The last thing you want to do is stand over a grill all evening, taking everyone's burger order one by one. Making one big batch of burgers and keeping them warm instead lets you kick back and enjoy the feast as well. If you're planning on hot-holding your patties for an extended period, you'll need to warm them regularly. Hamburgers held at the wrong temperature could create breeding grounds for bacteria.
Get a large pan out. A cake pan, hotel pan or even a cast-iron skillet will do the trick. Just make sure the vessel has at least a 2-inch lip around the sides, so juices don't go dripping away.
Spray the entire inside of the pan with nonstick cooking spray. Place the pan on the top rack of your grill or on top of your stove -- if you're broiling your burgers in the oven -- to keep it warm.
Put the small stockpot directly on a cooler part of your grill or on a low-heat burner. Pour a small amount of low-sodium beef stock or au jus into the pot. Allow it to simmer and heat up to at least 140 degrees Fahrenheit, while you're cooking your hamburgers.
Cook your burgers thoroughly and test each one with a food thermometer. Ground meat needs to be cooked to a minimum internal temperature of 160 F, according to the U.S. Department of Agriculture's Food Safety and Inspection Service. Cooking your patties up to this temperature minimizes the risk of a foodborne illness breakout.
Place the burgers into the coated pan after you have checked their temperature. When your batch is complete, drizzle the warmed cooking liquid over the patties, leaving roughly half an inch of fluid at the bottom of the pan.
Cover the pan with aluminum foil, sealing it around the sides.

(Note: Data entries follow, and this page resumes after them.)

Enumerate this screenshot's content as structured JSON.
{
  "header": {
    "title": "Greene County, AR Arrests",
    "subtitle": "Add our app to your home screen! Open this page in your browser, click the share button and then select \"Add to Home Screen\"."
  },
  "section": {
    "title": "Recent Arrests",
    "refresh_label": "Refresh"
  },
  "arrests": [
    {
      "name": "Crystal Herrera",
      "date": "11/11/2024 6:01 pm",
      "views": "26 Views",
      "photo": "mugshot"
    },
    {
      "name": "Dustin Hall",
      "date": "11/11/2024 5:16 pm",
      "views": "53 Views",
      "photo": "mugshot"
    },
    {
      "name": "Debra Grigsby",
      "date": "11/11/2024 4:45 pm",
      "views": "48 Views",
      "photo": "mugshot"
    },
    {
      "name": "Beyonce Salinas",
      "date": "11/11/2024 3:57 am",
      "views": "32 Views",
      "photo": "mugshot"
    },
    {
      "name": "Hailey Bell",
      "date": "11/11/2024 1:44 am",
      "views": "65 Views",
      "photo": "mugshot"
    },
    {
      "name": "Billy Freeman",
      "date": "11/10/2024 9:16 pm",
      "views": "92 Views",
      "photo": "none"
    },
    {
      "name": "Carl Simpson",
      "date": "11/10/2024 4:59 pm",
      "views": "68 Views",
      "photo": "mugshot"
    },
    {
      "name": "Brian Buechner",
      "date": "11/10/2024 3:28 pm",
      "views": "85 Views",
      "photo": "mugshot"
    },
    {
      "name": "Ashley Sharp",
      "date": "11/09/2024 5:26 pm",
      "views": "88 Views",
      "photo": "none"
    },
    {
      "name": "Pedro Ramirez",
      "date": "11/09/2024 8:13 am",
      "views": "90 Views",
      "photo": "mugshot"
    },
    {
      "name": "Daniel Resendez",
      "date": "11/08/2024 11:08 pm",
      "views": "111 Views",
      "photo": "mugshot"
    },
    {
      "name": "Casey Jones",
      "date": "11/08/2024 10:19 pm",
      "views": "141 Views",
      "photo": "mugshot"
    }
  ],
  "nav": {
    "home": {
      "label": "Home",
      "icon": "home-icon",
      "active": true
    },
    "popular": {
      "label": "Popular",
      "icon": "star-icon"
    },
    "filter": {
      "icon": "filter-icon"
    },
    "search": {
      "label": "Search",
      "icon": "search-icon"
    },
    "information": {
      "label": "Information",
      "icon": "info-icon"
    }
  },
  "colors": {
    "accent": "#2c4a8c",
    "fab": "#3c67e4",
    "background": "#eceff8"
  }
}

The foil helps seal in the steamy heat from the hot broth, making a moist environment for your cooked patties. This way, they'll be less likely to dry out. Leave the covered pan on the top shelf of your grill, on top of your stove or in your oven at a very low setting, so they stay warm.
Check the burgers' temperature with a food thermometer at least every two hours. They need to stay above 140 F. Consider rotating the patties as well, each time you check them, moving the ones in the back of the pan out to the front, as an example. This helps keep the temperature consistent throughout the pan.

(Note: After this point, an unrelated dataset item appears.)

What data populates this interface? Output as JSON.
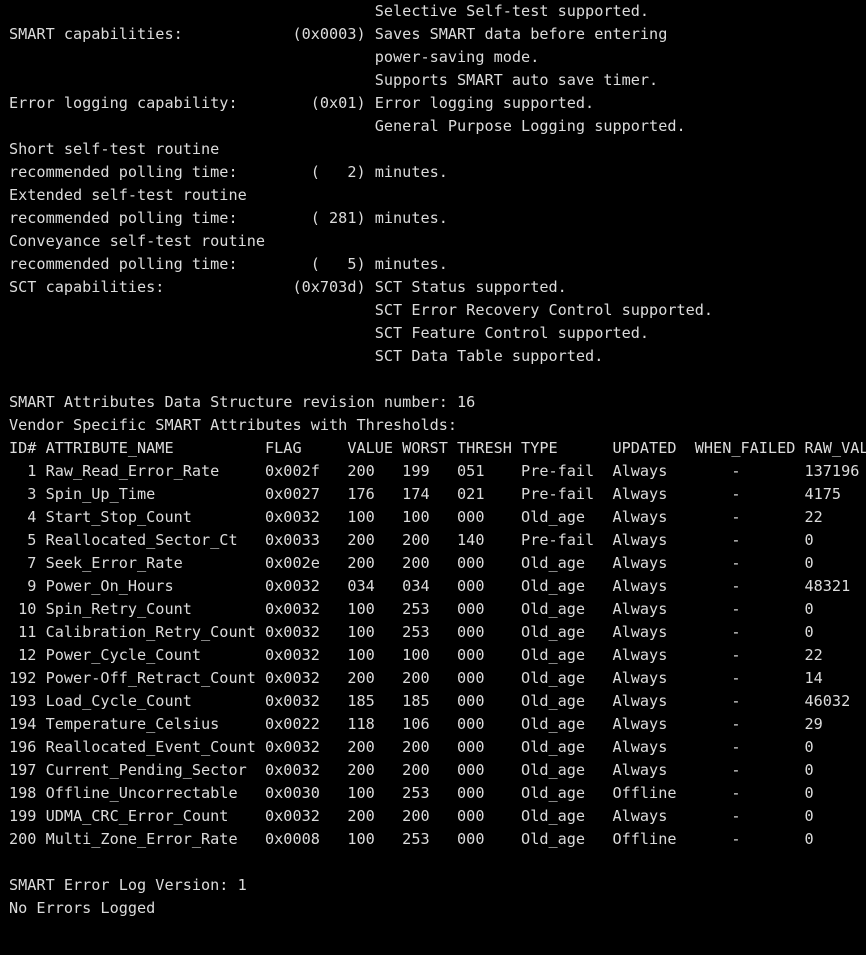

Things You'll Need
Heat-resistant pan with minimum 2-inch lip
Nonstick pan spray
Eliminate sodium by using water instead of broth to keep your burgers moist.

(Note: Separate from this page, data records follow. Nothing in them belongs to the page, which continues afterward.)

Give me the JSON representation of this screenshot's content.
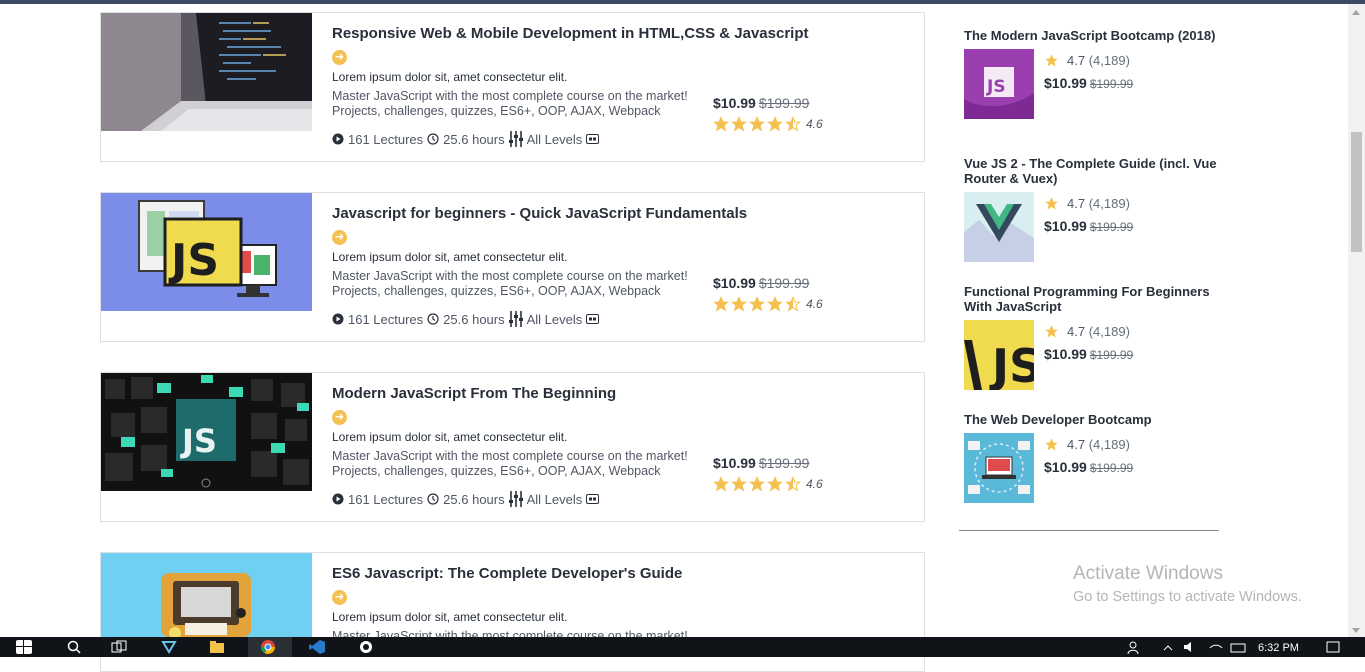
{
  "courses": [
    {
      "title": "Responsive Web & Mobile Development in HTML,CSS & Javascript",
      "subtitle": "Lorem ipsum dolor sit, amet consectetur elit.",
      "desc1": "Master JavaScript with the most complete course on the market!",
      "desc2": "Projects, challenges, quizzes, ES6+, OOP, AJAX, Webpack",
      "lectures": "161 Lectures",
      "hours": "25.6 hours",
      "level": "All Levels",
      "price": "$10.99",
      "old_price": "$199.99",
      "rating": "4.6",
      "stars": 4.5
    },
    {
      "title": "Javascript for beginners - Quick JavaScript Fundamentals",
      "subtitle": "Lorem ipsum dolor sit, amet consectetur elit.",
      "desc1": "Master JavaScript with the most complete course on the market!",
      "desc2": "Projects, challenges, quizzes, ES6+, OOP, AJAX, Webpack",
      "lectures": "161 Lectures",
      "hours": "25.6 hours",
      "level": "All Levels",
      "price": "$10.99",
      "old_price": "$199.99",
      "rating": "4.6",
      "stars": 4.5,
      "thumb_text": "JS"
    },
    {
      "title": "Modern JavaScript From The Beginning",
      "subtitle": "Lorem ipsum dolor sit, amet consectetur elit.",
      "desc1": "Master JavaScript with the most complete course on the market!",
      "desc2": "Projects, challenges, quizzes, ES6+, OOP, AJAX, Webpack",
      "lectures": "161 Lectures",
      "hours": "25.6 hours",
      "level": "All Levels",
      "price": "$10.99",
      "old_price": "$199.99",
      "rating": "4.6",
      "stars": 4.5,
      "thumb_text": "JS"
    },
    {
      "title": "ES6 Javascript: The Complete Developer's Guide",
      "subtitle": "Lorem ipsum dolor sit, amet consectetur elit.",
      "desc1": "Master JavaScript with the most complete course on the market!"
    }
  ],
  "sidebar": [
    {
      "title": "The Modern JavaScript Bootcamp (2018)",
      "rating": "4.7",
      "count": "(4,189)",
      "price": "$10.99",
      "old_price": "$199.99",
      "thumb_text": "JS"
    },
    {
      "title": "Vue JS 2 - The Complete Guide (incl. Vue Router & Vuex)",
      "rating": "4.7",
      "count": "(4,189)",
      "price": "$10.99",
      "old_price": "$199.99"
    },
    {
      "title": "Functional Programming For Beginners With JavaScript",
      "rating": "4.7",
      "count": "(4,189)",
      "price": "$10.99",
      "old_price": "$199.99",
      "thumb_text": "JS"
    },
    {
      "title": "The Web Developer Bootcamp",
      "rating": "4.7",
      "count": "(4,189)",
      "price": "$10.99",
      "old_price": "$199.99"
    }
  ],
  "watermark": {
    "line1": "Activate Windows",
    "line2": "Go to Settings to activate Windows."
  },
  "taskbar": {
    "clock": "6:32 PM"
  },
  "colors": {
    "star": "#f4c150",
    "text": "#29303b",
    "muted": "#505763"
  }
}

Sanitize your food probe with an antibacterial solution before each time you check the hamburgers. If the probe comes into contact with undercooked or contaminated meat, you could spread the bacteria to the rest of the batch by using a dirty thermometer.
If the burgers drop below 140 F, they're in the temperature danger zone, where bacteria can thrive. Place them back on the grill or in the oven until they are over 140 F again.